"So she fucking hates me because I have 'her website,' in her mind, and two, I'm promoting it and her friends are finding out that she did this movie, so she fucking hates me," Isaacs concluded. "So she finds out I get busted, and she goes to the DOJ in '08—I know this because the DOJ tells me. They were trying to get me to plead, so they were trying to come up with anything that might scare me into a plea, I guess. But she went there, and all we heard was that she would testify, but they never called her or anything."
Of course, Isaacs' second obscenity trial, which occurred in early March of this year, ended in a mistrial, and about six weeks later, the Department of Justice (DOJ) prosecutors tried again.
"So now it's '11," Isaacs recapped. "The new DOJ wants to prosecute me, so they call up Veronica Jett and get her to do a statement, and I read the statement, and basically it says I lured them in—first, they admit they're methedrine heads before they met me; 'We are meth heads and vulnerable, and we meet this guy and he is giving us meth to do these movies, and that's why we're doing the movies. Even though we don't want to do the movies, we do them because we're meth heads and he's taking advantage of us.' This is Veronica Jett, and she's saying I gave her all this stuff, but it's not true," Isaacs said. He noted that use of meth was not allowed in his house. "I knew they smoked [pot], but they went outside and I can't be responsible for adults and what they do—and they knew exactly what they were getting into. I didn't give them drugs; I'm not into drugs."
Attempts to contact Jett via email to verify what statements she made to government prosecutors and/or the FBI were unsuccessful. Jett was present for at least one day of Isaacs trial, but she was constantly surrounded by DOJ personnel, and reporters were unable to speak to her about what testimony she might have given if called to the witness stand.
"Veronica Jett also said that she wanted not to finish the movie," Isaacs continued, "and that I said, if you don't, I'm going to blacklist you from the porno business,' and she specifically mentioned Max Hardcore; that I'm going to call up all the people in the porno business and tell them not to hire her."
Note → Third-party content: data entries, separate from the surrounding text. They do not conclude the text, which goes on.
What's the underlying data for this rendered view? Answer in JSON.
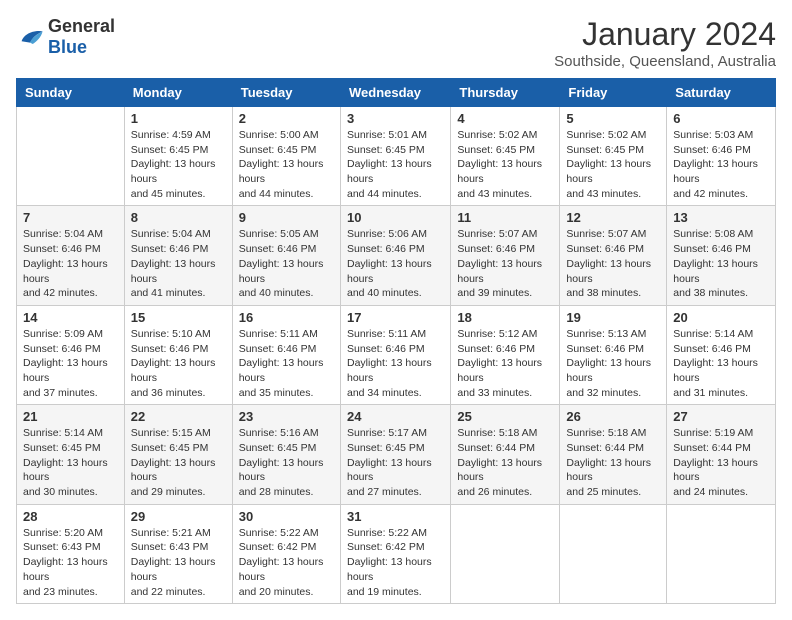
{
  "logo": {
    "general": "General",
    "blue": "Blue"
  },
  "title": "January 2024",
  "subtitle": "Southside, Queensland, Australia",
  "days": [
    "Sunday",
    "Monday",
    "Tuesday",
    "Wednesday",
    "Thursday",
    "Friday",
    "Saturday"
  ],
  "weeks": [
    [
      {
        "day": "",
        "sunrise": "",
        "sunset": "",
        "daylight": ""
      },
      {
        "day": "1",
        "sunrise": "Sunrise: 4:59 AM",
        "sunset": "Sunset: 6:45 PM",
        "daylight": "Daylight: 13 hours and 45 minutes."
      },
      {
        "day": "2",
        "sunrise": "Sunrise: 5:00 AM",
        "sunset": "Sunset: 6:45 PM",
        "daylight": "Daylight: 13 hours and 44 minutes."
      },
      {
        "day": "3",
        "sunrise": "Sunrise: 5:01 AM",
        "sunset": "Sunset: 6:45 PM",
        "daylight": "Daylight: 13 hours and 44 minutes."
      },
      {
        "day": "4",
        "sunrise": "Sunrise: 5:02 AM",
        "sunset": "Sunset: 6:45 PM",
        "daylight": "Daylight: 13 hours and 43 minutes."
      },
      {
        "day": "5",
        "sunrise": "Sunrise: 5:02 AM",
        "sunset": "Sunset: 6:45 PM",
        "daylight": "Daylight: 13 hours and 43 minutes."
      },
      {
        "day": "6",
        "sunrise": "Sunrise: 5:03 AM",
        "sunset": "Sunset: 6:46 PM",
        "daylight": "Daylight: 13 hours and 42 minutes."
      }
    ],
    [
      {
        "day": "7",
        "sunrise": "Sunrise: 5:04 AM",
        "sunset": "Sunset: 6:46 PM",
        "daylight": "Daylight: 13 hours and 42 minutes."
      },
      {
        "day": "8",
        "sunrise": "Sunrise: 5:04 AM",
        "sunset": "Sunset: 6:46 PM",
        "daylight": "Daylight: 13 hours and 41 minutes."
      },
      {
        "day": "9",
        "sunrise": "Sunrise: 5:05 AM",
        "sunset": "Sunset: 6:46 PM",
        "daylight": "Daylight: 13 hours and 40 minutes."
      },
      {
        "day": "10",
        "sunrise": "Sunrise: 5:06 AM",
        "sunset": "Sunset: 6:46 PM",
        "daylight": "Daylight: 13 hours and 40 minutes."
      },
      {
        "day": "11",
        "sunrise": "Sunrise: 5:07 AM",
        "sunset": "Sunset: 6:46 PM",
        "daylight": "Daylight: 13 hours and 39 minutes."
      },
      {
        "day": "12",
        "sunrise": "Sunrise: 5:07 AM",
        "sunset": "Sunset: 6:46 PM",
        "daylight": "Daylight: 13 hours and 38 minutes."
      },
      {
        "day": "13",
        "sunrise": "Sunrise: 5:08 AM",
        "sunset": "Sunset: 6:46 PM",
        "daylight": "Daylight: 13 hours and 38 minutes."
      }
    ],
    [
      {
        "day": "14",
        "sunrise": "Sunrise: 5:09 AM",
        "sunset": "Sunset: 6:46 PM",
        "daylight": "Daylight: 13 hours and 37 minutes."
      },
      {
        "day": "15",
        "sunrise": "Sunrise: 5:10 AM",
        "sunset": "Sunset: 6:46 PM",
        "daylight": "Daylight: 13 hours and 36 minutes."
      },
      {
        "day": "16",
        "sunrise": "Sunrise: 5:11 AM",
        "sunset": "Sunset: 6:46 PM",
        "daylight": "Daylight: 13 hours and 35 minutes."
      },
      {
        "day": "17",
        "sunrise": "Sunrise: 5:11 AM",
        "sunset": "Sunset: 6:46 PM",
        "daylight": "Daylight: 13 hours and 34 minutes."
      },
      {
        "day": "18",
        "sunrise": "Sunrise: 5:12 AM",
        "sunset": "Sunset: 6:46 PM",
        "daylight": "Daylight: 13 hours and 33 minutes."
      },
      {
        "day": "19",
        "sunrise": "Sunrise: 5:13 AM",
        "sunset": "Sunset: 6:46 PM",
        "daylight": "Daylight: 13 hours and 32 minutes."
      },
      {
        "day": "20",
        "sunrise": "Sunrise: 5:14 AM",
        "sunset": "Sunset: 6:46 PM",
        "daylight": "Daylight: 13 hours and 31 minutes."
      }
    ],
    [
      {
        "day": "21",
        "sunrise": "Sunrise: 5:14 AM",
        "sunset": "Sunset: 6:45 PM",
        "daylight": "Daylight: 13 hours and 30 minutes."
      },
      {
        "day": "22",
        "sunrise": "Sunrise: 5:15 AM",
        "sunset": "Sunset: 6:45 PM",
        "daylight": "Daylight: 13 hours and 29 minutes."
      },
      {
        "day": "23",
        "sunrise": "Sunrise: 5:16 AM",
        "sunset": "Sunset: 6:45 PM",
        "daylight": "Daylight: 13 hours and 28 minutes."
      },
      {
        "day": "24",
        "sunrise": "Sunrise: 5:17 AM",
        "sunset": "Sunset: 6:45 PM",
        "daylight": "Daylight: 13 hours and 27 minutes."
      },
      {
        "day": "25",
        "sunrise": "Sunrise: 5:18 AM",
        "sunset": "Sunset: 6:44 PM",
        "daylight": "Daylight: 13 hours and 26 minutes."
      },
      {
        "day": "26",
        "sunrise": "Sunrise: 5:18 AM",
        "sunset": "Sunset: 6:44 PM",
        "daylight": "Daylight: 13 hours and 25 minutes."
      },
      {
        "day": "27",
        "sunrise": "Sunrise: 5:19 AM",
        "sunset": "Sunset: 6:44 PM",
        "daylight": "Daylight: 13 hours and 24 minutes."
      }
    ],
    [
      {
        "day": "28",
        "sunrise": "Sunrise: 5:20 AM",
        "sunset": "Sunset: 6:43 PM",
        "daylight": "Daylight: 13 hours and 23 minutes."
      },
      {
        "day": "29",
        "sunrise": "Sunrise: 5:21 AM",
        "sunset": "Sunset: 6:43 PM",
        "daylight": "Daylight: 13 hours and 22 minutes."
      },
      {
        "day": "30",
        "sunrise": "Sunrise: 5:22 AM",
        "sunset": "Sunset: 6:42 PM",
        "daylight": "Daylight: 13 hours and 20 minutes."
      },
      {
        "day": "31",
        "sunrise": "Sunrise: 5:22 AM",
        "sunset": "Sunset: 6:42 PM",
        "daylight": "Daylight: 13 hours and 19 minutes."
      },
      {
        "day": "",
        "sunrise": "",
        "sunset": "",
        "daylight": ""
      },
      {
        "day": "",
        "sunrise": "",
        "sunset": "",
        "daylight": ""
      },
      {
        "day": "",
        "sunrise": "",
        "sunset": "",
        "daylight": ""
      }
    ]
  ]
}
Of course, the idea that Ira Isaacs could call up anyone in the adult industry and blacklist an actress is ludicrous on its face—and Isaacs knows it.
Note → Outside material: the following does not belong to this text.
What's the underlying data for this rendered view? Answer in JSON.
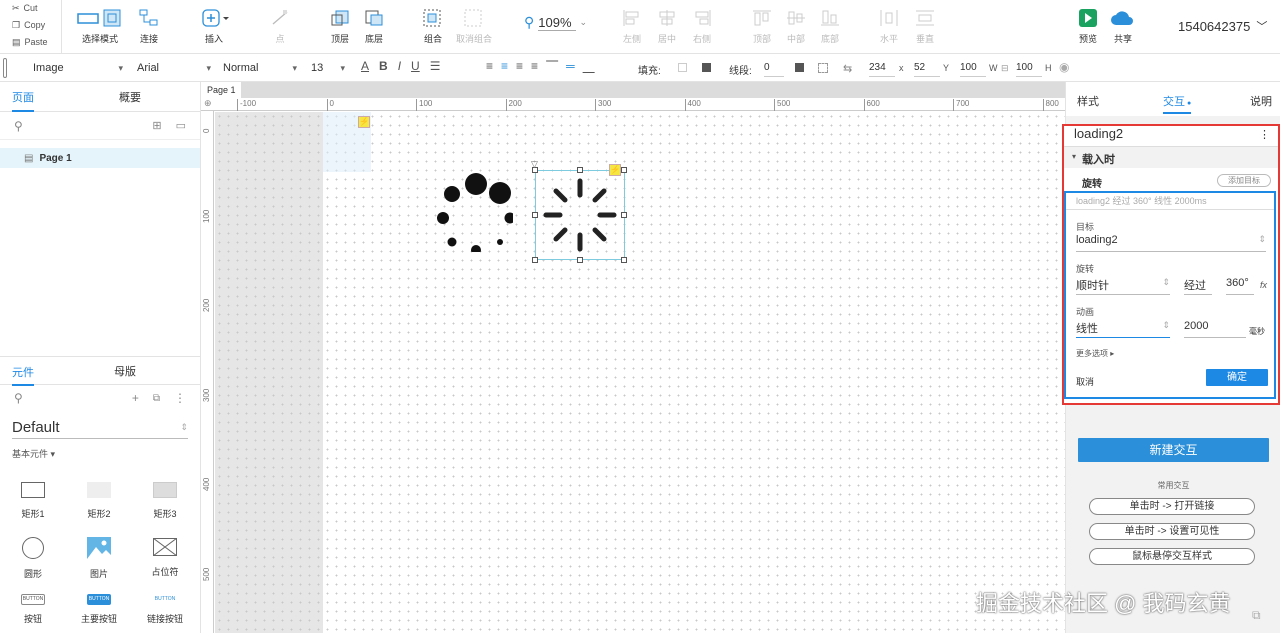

"Like anybody in the porn industry would listen to me!" he exclaimed. "And in fact, that's exactly the opposite of what happened. I actually tried to get her a job with Max Hardcore. I wanted to have an arrangement where I would find girls for him and he would find girls for me."
Moreover, Isaacs noted that Jett's co-star, "April," did several movies for Isaacs both before and after Hollywood Scat Amateurs 10, and why would she have done so if she had been coerced into doing that particular movie?
Isaacs says he tried to contact South by email, sending him Isaacs' phone number and asking South to call, but South never did.
Certainly, South is correct in his overall assessment that there are many things a producer can do that may easily lead to him (or her) getting busted, and those are lessons worth learning before that bust occurs.
But, said Isaacs, "Before Mike South gives any lessons, he should learn one himself: Before you start writing things; have a little credibility!"